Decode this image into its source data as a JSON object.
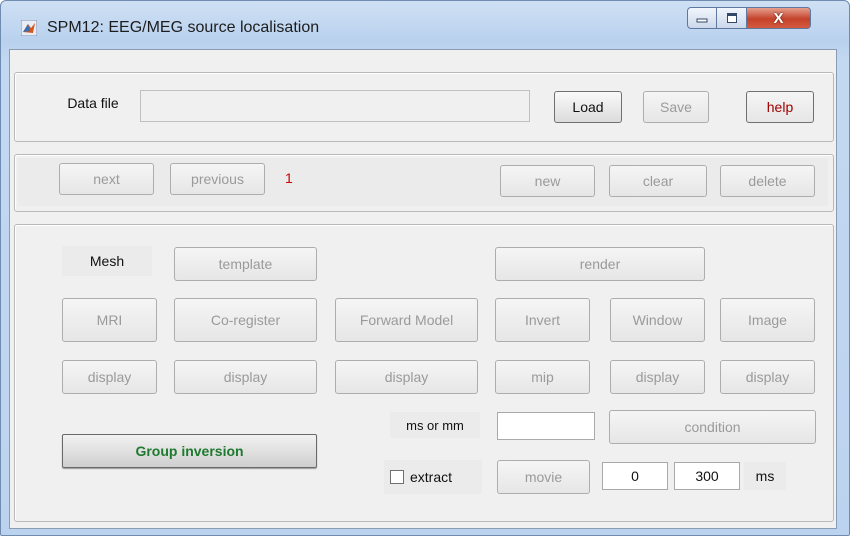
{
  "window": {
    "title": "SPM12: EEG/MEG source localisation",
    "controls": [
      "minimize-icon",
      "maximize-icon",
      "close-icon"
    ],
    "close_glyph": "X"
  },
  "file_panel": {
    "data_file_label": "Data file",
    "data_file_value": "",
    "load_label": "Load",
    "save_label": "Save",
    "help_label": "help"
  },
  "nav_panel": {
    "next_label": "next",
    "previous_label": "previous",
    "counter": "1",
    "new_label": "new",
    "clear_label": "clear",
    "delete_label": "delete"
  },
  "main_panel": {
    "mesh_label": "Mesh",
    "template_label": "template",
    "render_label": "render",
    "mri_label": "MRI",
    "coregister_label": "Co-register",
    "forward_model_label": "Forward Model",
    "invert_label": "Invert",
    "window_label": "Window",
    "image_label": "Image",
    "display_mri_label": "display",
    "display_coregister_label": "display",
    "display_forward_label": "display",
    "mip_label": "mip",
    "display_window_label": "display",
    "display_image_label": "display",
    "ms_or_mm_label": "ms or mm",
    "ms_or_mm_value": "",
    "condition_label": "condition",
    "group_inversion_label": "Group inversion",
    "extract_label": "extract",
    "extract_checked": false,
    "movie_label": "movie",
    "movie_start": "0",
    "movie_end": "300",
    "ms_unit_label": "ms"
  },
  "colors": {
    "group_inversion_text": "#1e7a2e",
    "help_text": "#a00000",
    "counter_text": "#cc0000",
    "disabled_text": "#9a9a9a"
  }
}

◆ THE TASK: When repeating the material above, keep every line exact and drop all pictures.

◆ TASK SOLUTION:
Decode this image into its source data as a JSON object.
{
  "window": {
    "title": "SPM12: EEG/MEG source localisation",
    "controls": [
      "minimize-icon",
      "maximize-icon",
      "close-icon"
    ],
    "close_glyph": "X"
  },
  "file_panel": {
    "data_file_label": "Data file",
    "data_file_value": "",
    "load_label": "Load",
    "save_label": "Save",
    "help_label": "help"
  },
  "nav_panel": {
    "next_label": "next",
    "previous_label": "previous",
    "counter": "1",
    "new_label": "new",
    "clear_label": "clear",
    "delete_label": "delete"
  },
  "main_panel": {
    "mesh_label": "Mesh",
    "template_label": "template",
    "render_label": "render",
    "mri_label": "MRI",
    "coregister_label": "Co-register",
    "forward_model_label": "Forward Model",
    "invert_label": "Invert",
    "window_label": "Window",
    "image_label": "Image",
    "display_mri_label": "display",
    "display_coregister_label": "display",
    "display_forward_label": "display",
    "mip_label": "mip",
    "display_window_label": "display",
    "display_image_label": "display",
    "ms_or_mm_label": "ms or mm",
    "ms_or_mm_value": "",
    "condition_label": "condition",
    "group_inversion_label": "Group inversion",
    "extract_label": "extract",
    "extract_checked": false,
    "movie_label": "movie",
    "movie_start": "0",
    "movie_end": "300",
    "ms_unit_label": "ms"
  },
  "colors": {
    "group_inversion_text": "#1e7a2e",
    "help_text": "#a00000",
    "counter_text": "#cc0000",
    "disabled_text": "#9a9a9a"
  }
}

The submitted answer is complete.